Task goal ::
Work through the entries below and show every line in which "odds" is found.

** Opening Data to examine block **

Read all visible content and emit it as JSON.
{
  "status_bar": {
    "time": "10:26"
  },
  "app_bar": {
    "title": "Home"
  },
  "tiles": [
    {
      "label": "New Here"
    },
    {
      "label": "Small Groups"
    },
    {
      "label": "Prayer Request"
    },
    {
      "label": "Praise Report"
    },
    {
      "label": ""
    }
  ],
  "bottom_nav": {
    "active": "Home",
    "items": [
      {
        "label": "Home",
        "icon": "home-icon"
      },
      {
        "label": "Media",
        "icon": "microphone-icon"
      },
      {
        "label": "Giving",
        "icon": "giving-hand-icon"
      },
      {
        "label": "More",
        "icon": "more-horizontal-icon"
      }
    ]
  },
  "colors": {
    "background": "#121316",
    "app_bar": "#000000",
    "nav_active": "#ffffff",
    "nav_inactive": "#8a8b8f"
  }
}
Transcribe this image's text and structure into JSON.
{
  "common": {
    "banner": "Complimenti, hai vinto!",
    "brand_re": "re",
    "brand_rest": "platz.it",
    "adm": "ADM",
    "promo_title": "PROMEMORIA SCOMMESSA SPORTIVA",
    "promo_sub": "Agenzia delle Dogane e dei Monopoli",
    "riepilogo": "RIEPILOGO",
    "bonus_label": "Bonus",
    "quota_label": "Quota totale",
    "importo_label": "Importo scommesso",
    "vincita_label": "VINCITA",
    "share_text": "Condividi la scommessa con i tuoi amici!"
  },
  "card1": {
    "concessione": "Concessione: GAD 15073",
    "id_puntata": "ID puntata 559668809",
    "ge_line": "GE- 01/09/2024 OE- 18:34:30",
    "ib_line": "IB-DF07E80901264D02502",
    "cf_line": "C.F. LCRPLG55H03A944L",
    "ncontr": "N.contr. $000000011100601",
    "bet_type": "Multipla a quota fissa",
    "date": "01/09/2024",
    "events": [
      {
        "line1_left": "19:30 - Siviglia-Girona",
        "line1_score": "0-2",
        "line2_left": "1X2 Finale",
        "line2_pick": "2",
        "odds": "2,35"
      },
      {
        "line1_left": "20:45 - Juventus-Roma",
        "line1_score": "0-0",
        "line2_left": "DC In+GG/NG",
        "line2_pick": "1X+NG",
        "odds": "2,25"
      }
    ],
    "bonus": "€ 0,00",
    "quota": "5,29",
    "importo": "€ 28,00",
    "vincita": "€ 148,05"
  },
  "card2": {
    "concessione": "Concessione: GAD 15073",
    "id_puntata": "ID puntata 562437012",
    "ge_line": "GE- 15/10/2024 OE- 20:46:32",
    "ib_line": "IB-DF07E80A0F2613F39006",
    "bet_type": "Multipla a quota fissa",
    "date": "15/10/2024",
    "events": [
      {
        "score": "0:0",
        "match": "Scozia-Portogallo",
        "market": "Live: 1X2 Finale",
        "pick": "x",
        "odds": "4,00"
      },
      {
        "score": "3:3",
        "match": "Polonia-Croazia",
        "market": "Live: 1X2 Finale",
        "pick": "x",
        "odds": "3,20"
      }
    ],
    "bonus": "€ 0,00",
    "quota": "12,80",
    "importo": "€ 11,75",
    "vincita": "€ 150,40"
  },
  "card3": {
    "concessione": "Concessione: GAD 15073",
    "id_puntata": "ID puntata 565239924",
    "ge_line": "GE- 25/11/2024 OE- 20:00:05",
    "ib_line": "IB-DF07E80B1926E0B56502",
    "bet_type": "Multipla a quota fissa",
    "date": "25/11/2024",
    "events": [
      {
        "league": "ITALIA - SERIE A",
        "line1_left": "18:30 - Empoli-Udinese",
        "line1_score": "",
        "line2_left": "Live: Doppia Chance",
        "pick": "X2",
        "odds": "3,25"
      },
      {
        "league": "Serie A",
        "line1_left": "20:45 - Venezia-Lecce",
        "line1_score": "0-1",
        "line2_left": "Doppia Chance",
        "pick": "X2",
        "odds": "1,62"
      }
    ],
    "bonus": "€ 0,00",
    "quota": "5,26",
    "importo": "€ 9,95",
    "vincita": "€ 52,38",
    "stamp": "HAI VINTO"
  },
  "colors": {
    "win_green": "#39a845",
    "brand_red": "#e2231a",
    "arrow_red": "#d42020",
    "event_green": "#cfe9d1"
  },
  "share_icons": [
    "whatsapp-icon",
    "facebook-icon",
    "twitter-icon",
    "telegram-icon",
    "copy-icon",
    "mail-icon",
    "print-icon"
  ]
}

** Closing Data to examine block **

Final answer ::
        "odds": "2,35"
        "odds": "2,25"
        "odds": "4,00"
        "odds": "3,20"
        "odds": "3,25"
        "odds": "1,62"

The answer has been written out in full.